# Task brief
All that is needed is each line of the entries holding the word "Partial", copied as it stands.

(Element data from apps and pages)
○ ○ ○ ○

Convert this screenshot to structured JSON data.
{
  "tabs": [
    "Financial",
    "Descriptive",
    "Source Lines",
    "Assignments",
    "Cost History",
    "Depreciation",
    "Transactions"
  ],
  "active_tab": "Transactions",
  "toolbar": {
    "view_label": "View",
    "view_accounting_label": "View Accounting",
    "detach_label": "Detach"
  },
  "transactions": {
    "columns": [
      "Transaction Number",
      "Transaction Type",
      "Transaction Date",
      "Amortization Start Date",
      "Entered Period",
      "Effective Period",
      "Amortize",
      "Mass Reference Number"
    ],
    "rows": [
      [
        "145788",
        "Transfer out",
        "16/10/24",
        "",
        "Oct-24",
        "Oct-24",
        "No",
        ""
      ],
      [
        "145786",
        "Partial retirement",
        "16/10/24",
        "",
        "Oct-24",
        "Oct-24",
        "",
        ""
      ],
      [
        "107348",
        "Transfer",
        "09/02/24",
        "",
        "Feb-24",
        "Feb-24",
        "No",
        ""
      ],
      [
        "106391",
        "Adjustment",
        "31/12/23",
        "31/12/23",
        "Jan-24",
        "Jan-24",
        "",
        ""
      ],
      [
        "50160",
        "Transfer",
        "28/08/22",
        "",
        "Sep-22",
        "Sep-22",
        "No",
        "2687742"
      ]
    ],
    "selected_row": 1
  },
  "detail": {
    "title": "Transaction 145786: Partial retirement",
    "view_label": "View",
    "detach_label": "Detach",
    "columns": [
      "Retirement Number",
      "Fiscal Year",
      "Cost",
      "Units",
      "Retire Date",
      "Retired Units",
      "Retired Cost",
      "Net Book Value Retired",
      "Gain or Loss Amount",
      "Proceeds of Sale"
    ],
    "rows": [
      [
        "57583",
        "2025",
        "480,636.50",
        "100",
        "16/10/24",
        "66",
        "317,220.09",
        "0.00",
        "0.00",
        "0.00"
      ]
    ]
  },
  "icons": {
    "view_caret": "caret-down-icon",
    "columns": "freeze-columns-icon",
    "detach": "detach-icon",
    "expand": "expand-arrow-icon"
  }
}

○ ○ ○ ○

# Solution to this exercise
        "Partial retirement",
    "title": "Transaction 145786: Partial retirement",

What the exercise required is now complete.